Long Time Horizon to Achieve Success: Promoting a long-term vision for the project and celebrating small successes allow projects to adjust to challenges and grow over time.

Leadership: Energetic, creative leaders who are willing to collaborate and share responsibility for decision-making provide projects with a strong sense of direction, stability, and shared commitment.

Community Cohesiveness and Pride: Communities that promote the positive aspects of their community and appreciate their community’s uniqueness may be more willing to support local businesses, particularly local food businesses.

Supportive Local Officials: Local leaders who see the potential of local food systems as a strategy for community and economic development can provide support through policy, business incentives, and infrastructure needs.

Invested Consumers: Consumers who are supportive of their local business districts are vital to the success of local food markets. Understanding their shopping behaviors can help producers promote products that address consumers’ specific food preferences.

Location: An attractive and competitive location for local food projects – from farmers’ markets to retail businesses – is key to attracting consumers. Central business districts may not always be the best location for local food markets.

Project Work Products

We conducted two workshops for Extension Educators and community leaders interested in building local food systems in February 2008. We had over 90 participants attend representing the University of Illinois Extension, non-profit organizations and farmers.
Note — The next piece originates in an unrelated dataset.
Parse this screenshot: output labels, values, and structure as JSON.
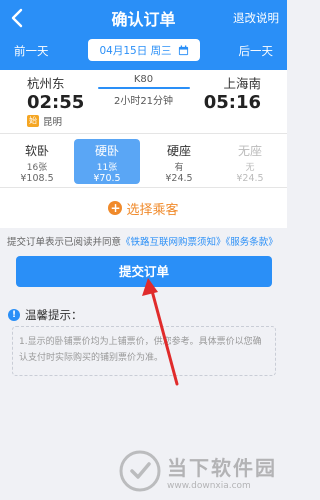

We presented information from our research findings as well as case examples from communities around Illinois who have begun to develop local food system initiatives.

We completed the resource guide for community leaders entitled “Beyond the Farmers’ Market: Planning for Local Food Systems in Illinois.” It was published in April 2008 and has been distributed to various Extension offices and interested parties upon request.

We conducted our third Central Illinois Farm Beginnings course (October 2007-August 2008) and we had several people from the Dudley Smith region take the course (Taylorville resident, two to three people from the Decatur area).

We continue to develop web-based resource materials from our research as well as the local foods workshops that are available on the Agroecology and Sustainable Agriculture website (ASAP):

We published two peer-reviewed articles in two well-respected journals: Journal of the Community Development Society and Southern Rural Sociology Journal:

Linking Small Farms to Rural Communities with Local Food: A Case Study of the Local Food Project in Fairbury, Illinois.
S.A. Hultine, L.R. Cooperband, M.P. Curry and S. Gasteyer. Journal of the Community Development Society, Vol. 38, No. 3, Fall 2007

Producer sections, town squares and farm stands: Comparing local food systems in community context. S. Gasteyer, S.A. Hultine, L.R. Cooperband and M.P. Curry. Southern Rural Sociology Journal. 23(1), 2008

For more information, contact:

The University of Illinois at Urbana-Champaign, Laboratory for Community & Economic Development

Leslie Cooperband, Ph.D.
Extension Specialist, Sustainable Agriculture and Community Development
Department of Human and Community Development
222 Bevier Hall, 905 S. Goodwin Ave
Urbana, IL 61801

Project Resources